** Dataset content follows **

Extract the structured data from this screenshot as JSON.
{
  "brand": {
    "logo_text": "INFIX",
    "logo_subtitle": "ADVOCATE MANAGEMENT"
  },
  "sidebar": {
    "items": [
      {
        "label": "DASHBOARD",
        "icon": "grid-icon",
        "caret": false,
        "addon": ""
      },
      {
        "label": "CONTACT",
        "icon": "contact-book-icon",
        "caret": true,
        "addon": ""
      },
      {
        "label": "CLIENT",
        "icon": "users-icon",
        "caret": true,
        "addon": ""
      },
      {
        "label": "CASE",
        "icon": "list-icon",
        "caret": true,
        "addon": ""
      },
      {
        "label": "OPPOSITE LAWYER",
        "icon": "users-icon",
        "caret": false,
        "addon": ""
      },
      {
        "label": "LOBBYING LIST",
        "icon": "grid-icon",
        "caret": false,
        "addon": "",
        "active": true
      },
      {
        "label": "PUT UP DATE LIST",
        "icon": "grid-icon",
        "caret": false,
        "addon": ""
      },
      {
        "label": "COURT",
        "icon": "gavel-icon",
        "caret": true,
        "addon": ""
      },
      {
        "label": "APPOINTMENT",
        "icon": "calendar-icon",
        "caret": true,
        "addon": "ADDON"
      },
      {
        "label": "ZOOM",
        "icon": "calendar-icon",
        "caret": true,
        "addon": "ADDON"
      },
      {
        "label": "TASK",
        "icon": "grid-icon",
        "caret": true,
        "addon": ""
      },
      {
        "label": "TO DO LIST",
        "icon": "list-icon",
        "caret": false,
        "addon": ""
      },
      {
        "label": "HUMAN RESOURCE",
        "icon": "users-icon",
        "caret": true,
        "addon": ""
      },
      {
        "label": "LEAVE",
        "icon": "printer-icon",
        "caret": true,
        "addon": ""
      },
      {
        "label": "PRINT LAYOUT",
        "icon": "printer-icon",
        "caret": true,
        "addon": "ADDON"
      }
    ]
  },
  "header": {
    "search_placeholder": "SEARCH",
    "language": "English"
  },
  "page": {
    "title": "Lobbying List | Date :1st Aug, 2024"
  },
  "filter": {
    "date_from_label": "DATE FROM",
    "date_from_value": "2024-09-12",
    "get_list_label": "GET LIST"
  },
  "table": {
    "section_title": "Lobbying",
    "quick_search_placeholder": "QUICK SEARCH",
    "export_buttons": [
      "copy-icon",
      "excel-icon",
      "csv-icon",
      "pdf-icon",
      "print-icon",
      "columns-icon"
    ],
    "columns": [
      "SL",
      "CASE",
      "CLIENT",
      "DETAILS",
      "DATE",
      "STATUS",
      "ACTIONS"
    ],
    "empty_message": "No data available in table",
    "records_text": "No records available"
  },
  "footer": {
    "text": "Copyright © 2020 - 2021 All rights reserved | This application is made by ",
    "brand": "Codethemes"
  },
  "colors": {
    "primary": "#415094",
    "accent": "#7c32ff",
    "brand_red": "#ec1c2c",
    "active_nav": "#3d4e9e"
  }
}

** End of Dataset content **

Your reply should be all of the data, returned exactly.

* **Task answer**:
Extract the structured data from this screenshot as JSON.
{
  "brand": {
    "logo_text": "INFIX",
    "logo_subtitle": "ADVOCATE MANAGEMENT"
  },
  "sidebar": {
    "items": [
      {
        "label": "DASHBOARD",
        "icon": "grid-icon",
        "caret": false,
        "addon": ""
      },
      {
        "label": "CONTACT",
        "icon": "contact-book-icon",
        "caret": true,
        "addon": ""
      },
      {
        "label": "CLIENT",
        "icon": "users-icon",
        "caret": true,
        "addon": ""
      },
      {
        "label": "CASE",
        "icon": "list-icon",
        "caret": true,
        "addon": ""
      },
      {
        "label": "OPPOSITE LAWYER",
        "icon": "users-icon",
        "caret": false,
        "addon": ""
      },
      {
        "label": "LOBBYING LIST",
        "icon": "grid-icon",
        "caret": false,
        "addon": "",
        "active": true
      },
      {
        "label": "PUT UP DATE LIST",
        "icon": "grid-icon",
        "caret": false,
        "addon": ""
      },
      {
        "label": "COURT",
        "icon": "gavel-icon",
        "caret": true,
        "addon": ""
      },
      {
        "label": "APPOINTMENT",
        "icon": "calendar-icon",
        "caret": true,
        "addon": "ADDON"
      },
      {
        "label": "ZOOM",
        "icon": "calendar-icon",
        "caret": true,
        "addon": "ADDON"
      },
      {
        "label": "TASK",
        "icon": "grid-icon",
        "caret": true,
        "addon": ""
      },
      {
        "label": "TO DO LIST",
        "icon": "list-icon",
        "caret": false,
        "addon": ""
      },
      {
        "label": "HUMAN RESOURCE",
        "icon": "users-icon",
        "caret": true,
        "addon": ""
      },
      {
        "label": "LEAVE",
        "icon": "printer-icon",
        "caret": true,
        "addon": ""
      },
      {
        "label": "PRINT LAYOUT",
        "icon": "printer-icon",
        "caret": true,
        "addon": "ADDON"
      }
    ]
  },
  "header": {
    "search_placeholder": "SEARCH",
    "language": "English"
  },
  "page": {
    "title": "Lobbying List | Date :1st Aug, 2024"
  },
  "filter": {
    "date_from_label": "DATE FROM",
    "date_from_value": "2024-09-12",
    "get_list_label": "GET LIST"
  },
  "table": {
    "section_title": "Lobbying",
    "quick_search_placeholder": "QUICK SEARCH",
    "export_buttons": [
      "copy-icon",
      "excel-icon",
      "csv-icon",
      "pdf-icon",
      "print-icon",
      "columns-icon"
    ],
    "columns": [
      "SL",
      "CASE",
      "CLIENT",
      "DETAILS",
      "DATE",
      "STATUS",
      "ACTIONS"
    ],
    "empty_message": "No data available in table",
    "records_text": "No records available"
  },
  "footer": {
    "text": "Copyright © 2020 - 2021 All rights reserved | This application is made by ",
    "brand": "Codethemes"
  },
  "colors": {
    "primary": "#415094",
    "accent": "#7c32ff",
    "brand_red": "#ec1c2c",
    "active_nav": "#3d4e9e"
  }
}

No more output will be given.